The results spoke for themselves: up to 2,000 Tweets per minute, about Volvo, during other car companies’ ads. Awesome for Volvo and #volvocontest, which ended up trending nationally and globally during the #superbowl, and a big “ouch” for everyone else.
While Volvo took advantage of their competitors’ ad spots, it at least came up with its own hashtag. One of the more controversial methods of marketing interception is hashtag-jacking, which means co-opting an already-popular hashtag for your own use.
This is almost universally irritating and in poor taste, but there was at least one organization with a mission worthy of intercepting one of Instagram’s most popular hashtags, #nofilter, which is used when a photo has had no filter applied.
This hashtag has been used on Instagram over 131 million times and Waves For Water — an organization whose mission is to get clean water to those in need — co-opted it for their NoFilter initiative.
Their campaign promises to implement one water filter in an area of need for every 1 million #nofilter uses on Instagram. Each filter is capable of producing 1 million gallons of clean water. 1 mention = 1 gallon.
For a cause this important, one is willing to overlook the modest crime of hashtag-jacking.
Draw attention to your campaign by making it a part of a much larger conversation. Tastefully.
“Context” is more important than “cost”
The shared thread between all of these campaigns?
It wasn’t just about great messaging or a killer value proposition.
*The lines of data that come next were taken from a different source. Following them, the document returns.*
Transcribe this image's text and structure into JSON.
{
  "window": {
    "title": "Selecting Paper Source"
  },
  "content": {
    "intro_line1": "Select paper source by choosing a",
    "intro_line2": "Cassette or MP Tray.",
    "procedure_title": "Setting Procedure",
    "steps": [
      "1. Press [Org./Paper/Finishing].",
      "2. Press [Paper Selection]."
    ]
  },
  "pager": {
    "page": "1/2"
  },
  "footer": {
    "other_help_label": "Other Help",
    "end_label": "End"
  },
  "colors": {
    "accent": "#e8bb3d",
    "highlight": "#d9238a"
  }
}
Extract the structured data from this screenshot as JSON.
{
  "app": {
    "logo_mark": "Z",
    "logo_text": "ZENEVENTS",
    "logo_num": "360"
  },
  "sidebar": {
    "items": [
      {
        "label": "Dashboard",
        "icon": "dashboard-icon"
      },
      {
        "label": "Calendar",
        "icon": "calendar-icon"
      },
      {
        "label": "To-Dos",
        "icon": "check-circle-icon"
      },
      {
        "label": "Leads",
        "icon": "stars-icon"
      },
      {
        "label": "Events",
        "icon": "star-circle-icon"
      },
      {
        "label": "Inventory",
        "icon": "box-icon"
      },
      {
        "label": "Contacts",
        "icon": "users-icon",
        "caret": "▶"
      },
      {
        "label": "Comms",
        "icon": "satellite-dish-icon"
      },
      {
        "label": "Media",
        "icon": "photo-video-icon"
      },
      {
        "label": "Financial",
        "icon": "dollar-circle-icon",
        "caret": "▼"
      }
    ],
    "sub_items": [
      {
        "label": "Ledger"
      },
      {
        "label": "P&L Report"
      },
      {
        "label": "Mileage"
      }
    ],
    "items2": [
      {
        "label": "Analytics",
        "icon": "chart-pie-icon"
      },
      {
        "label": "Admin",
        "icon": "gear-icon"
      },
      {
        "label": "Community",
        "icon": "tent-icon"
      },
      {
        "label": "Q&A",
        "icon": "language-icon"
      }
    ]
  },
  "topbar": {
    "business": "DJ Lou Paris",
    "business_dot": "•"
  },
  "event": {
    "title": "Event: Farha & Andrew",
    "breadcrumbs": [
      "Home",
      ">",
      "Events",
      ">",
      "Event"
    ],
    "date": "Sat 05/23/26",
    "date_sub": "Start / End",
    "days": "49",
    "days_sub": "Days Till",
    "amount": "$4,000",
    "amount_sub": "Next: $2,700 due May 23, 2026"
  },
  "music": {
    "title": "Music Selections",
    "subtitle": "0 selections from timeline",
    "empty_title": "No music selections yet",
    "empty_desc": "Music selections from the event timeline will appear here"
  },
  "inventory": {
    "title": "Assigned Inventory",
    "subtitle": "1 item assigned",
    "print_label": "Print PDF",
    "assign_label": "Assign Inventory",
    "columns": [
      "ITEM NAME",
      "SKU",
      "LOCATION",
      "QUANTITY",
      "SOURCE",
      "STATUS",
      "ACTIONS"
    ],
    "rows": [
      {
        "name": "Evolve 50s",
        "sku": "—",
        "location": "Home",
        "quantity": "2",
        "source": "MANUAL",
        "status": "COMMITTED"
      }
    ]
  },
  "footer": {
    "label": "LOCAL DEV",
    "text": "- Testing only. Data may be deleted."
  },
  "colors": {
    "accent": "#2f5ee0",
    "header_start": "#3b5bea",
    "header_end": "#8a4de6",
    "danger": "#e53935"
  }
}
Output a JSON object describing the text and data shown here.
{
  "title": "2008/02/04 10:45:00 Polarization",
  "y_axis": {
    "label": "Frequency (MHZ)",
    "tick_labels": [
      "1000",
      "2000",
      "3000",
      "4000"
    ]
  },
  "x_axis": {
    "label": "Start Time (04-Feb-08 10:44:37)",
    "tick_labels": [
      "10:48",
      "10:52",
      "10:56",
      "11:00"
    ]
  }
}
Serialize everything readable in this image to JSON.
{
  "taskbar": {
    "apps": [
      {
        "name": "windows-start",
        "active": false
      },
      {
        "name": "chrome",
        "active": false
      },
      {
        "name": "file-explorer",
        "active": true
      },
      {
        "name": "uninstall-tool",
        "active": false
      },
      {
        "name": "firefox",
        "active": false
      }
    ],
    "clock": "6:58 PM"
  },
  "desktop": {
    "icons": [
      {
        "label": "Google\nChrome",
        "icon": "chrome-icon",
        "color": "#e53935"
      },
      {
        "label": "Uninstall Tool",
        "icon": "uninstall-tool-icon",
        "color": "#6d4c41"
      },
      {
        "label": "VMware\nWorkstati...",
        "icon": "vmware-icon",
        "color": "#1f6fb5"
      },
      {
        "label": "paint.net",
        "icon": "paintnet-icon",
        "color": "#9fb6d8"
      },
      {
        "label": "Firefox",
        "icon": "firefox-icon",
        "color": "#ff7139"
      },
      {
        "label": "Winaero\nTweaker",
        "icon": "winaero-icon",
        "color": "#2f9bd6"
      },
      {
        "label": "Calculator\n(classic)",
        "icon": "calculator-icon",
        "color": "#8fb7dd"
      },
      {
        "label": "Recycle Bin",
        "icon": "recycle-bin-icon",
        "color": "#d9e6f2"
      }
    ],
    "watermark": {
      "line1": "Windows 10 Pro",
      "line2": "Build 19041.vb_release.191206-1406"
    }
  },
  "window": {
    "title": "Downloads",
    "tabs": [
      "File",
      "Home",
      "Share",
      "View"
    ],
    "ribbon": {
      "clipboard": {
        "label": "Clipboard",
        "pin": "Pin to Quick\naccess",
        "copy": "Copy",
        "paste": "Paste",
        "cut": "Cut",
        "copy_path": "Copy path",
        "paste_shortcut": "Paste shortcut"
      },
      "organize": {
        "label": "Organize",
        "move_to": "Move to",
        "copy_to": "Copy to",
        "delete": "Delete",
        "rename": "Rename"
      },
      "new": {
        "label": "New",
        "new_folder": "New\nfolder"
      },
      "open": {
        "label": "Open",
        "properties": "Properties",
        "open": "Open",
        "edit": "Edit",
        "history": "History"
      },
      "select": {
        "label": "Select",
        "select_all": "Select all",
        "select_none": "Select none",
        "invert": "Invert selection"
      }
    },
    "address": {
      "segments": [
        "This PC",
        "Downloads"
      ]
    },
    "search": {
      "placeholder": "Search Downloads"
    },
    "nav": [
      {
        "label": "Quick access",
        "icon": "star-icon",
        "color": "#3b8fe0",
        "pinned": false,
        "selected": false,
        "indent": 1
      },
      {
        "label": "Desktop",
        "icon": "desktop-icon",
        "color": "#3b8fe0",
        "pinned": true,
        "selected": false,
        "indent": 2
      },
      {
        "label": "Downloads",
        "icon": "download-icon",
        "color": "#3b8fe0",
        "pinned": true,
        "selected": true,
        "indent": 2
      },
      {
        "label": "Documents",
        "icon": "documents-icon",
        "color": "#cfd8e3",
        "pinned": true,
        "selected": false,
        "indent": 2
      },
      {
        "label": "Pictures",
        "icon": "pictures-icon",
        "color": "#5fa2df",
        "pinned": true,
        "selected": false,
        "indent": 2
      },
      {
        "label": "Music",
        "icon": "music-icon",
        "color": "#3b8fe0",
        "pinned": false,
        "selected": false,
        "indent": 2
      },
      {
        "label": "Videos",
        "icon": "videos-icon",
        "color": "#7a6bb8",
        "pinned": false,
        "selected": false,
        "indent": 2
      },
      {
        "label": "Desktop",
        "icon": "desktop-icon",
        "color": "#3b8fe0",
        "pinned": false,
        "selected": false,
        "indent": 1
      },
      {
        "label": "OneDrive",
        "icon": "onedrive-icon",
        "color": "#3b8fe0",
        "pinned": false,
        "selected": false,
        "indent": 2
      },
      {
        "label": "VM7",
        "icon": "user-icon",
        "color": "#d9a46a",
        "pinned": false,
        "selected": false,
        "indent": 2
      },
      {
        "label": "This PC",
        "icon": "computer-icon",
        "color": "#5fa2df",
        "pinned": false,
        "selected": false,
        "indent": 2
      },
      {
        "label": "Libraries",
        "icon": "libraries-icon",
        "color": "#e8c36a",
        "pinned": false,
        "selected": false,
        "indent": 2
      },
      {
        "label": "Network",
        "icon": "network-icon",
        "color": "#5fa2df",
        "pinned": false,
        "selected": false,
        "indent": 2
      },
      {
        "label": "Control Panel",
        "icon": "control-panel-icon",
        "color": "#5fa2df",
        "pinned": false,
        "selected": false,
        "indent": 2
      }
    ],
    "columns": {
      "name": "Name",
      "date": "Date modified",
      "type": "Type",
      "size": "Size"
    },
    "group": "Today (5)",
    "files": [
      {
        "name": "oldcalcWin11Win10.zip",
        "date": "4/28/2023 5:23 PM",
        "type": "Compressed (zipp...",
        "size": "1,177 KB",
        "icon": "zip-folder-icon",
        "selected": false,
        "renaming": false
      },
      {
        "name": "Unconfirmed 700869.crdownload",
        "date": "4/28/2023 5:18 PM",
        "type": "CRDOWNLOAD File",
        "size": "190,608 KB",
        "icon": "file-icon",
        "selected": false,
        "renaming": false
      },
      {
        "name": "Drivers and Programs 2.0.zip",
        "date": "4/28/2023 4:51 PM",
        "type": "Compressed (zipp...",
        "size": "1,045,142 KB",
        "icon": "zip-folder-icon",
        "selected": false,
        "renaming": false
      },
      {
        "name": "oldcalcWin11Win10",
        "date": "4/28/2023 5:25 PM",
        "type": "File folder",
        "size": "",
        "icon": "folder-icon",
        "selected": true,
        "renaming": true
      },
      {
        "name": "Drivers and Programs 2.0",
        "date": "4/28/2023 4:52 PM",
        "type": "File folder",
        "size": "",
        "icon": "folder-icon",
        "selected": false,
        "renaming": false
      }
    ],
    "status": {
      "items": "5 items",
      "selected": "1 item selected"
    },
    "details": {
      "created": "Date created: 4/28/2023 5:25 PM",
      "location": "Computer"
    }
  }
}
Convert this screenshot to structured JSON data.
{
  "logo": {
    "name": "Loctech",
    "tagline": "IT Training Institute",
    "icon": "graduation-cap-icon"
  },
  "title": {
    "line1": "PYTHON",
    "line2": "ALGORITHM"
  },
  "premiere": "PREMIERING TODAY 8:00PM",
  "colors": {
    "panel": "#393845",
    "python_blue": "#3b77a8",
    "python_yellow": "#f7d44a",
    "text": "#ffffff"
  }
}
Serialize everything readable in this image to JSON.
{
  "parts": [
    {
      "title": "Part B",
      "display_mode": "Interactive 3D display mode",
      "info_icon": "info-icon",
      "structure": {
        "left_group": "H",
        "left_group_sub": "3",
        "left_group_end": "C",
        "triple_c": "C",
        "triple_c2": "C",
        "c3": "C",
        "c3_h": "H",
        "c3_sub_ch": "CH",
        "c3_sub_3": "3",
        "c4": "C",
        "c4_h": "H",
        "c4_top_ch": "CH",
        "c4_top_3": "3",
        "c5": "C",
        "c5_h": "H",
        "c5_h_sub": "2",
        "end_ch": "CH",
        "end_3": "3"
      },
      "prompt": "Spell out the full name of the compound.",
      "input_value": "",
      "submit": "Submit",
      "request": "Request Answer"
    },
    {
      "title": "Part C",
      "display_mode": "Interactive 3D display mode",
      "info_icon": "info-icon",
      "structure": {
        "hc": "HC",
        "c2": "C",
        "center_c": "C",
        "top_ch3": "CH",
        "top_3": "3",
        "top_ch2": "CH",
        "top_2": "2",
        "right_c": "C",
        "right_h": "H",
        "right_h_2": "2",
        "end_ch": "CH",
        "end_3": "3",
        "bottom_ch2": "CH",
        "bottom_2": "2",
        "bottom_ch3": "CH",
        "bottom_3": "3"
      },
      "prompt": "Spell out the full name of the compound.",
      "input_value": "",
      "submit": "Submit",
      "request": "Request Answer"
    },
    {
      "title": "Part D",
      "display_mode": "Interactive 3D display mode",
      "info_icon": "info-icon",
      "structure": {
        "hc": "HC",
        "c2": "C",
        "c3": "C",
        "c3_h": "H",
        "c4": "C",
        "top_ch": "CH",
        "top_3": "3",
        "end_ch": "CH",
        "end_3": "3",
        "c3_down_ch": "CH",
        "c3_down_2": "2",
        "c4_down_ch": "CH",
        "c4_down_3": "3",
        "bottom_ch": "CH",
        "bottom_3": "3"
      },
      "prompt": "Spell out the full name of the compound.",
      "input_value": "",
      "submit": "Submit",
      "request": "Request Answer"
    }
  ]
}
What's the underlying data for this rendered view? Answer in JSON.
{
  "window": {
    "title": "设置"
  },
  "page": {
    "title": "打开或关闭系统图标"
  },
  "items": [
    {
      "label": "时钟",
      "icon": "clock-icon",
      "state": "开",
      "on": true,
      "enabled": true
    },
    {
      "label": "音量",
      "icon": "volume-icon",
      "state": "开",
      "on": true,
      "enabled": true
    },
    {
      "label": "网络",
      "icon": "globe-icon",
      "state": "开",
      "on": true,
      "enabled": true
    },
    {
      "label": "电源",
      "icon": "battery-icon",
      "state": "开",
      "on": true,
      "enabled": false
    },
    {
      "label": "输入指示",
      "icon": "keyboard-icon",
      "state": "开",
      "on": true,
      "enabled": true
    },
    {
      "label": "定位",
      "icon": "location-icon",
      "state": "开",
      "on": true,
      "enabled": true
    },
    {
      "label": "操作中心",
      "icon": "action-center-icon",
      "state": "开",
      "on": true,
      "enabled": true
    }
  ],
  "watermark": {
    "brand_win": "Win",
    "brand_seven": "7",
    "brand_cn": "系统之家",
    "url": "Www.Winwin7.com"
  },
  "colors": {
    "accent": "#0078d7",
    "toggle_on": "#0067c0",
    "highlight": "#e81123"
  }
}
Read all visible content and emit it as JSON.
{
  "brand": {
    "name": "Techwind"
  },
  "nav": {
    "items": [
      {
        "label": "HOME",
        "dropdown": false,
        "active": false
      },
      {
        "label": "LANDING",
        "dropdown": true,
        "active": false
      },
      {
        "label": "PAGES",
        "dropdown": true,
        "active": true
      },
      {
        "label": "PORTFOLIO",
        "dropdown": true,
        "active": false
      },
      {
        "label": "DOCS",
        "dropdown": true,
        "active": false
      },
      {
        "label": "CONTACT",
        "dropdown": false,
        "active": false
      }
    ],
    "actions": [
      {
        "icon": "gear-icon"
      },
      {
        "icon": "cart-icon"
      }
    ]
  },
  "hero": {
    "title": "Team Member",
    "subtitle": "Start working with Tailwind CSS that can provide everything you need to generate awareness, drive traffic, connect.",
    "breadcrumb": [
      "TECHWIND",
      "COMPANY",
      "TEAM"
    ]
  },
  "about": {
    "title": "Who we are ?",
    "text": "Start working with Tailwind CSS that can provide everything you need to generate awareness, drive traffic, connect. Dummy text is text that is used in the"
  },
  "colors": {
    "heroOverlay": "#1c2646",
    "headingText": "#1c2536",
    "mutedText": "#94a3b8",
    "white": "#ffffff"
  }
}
And despite the high production value of some of these campaigns, it wasn’t how about how much they spent, either. It was about finding novel ways to become a part of conversations and activities that their audiences were already engaged in, without seeming intrusive.
Now more than ever, marketing isn’t just about how much you can spend to get the word out — it’s about whether the word you’re spreading is interesting to anyone but yourself.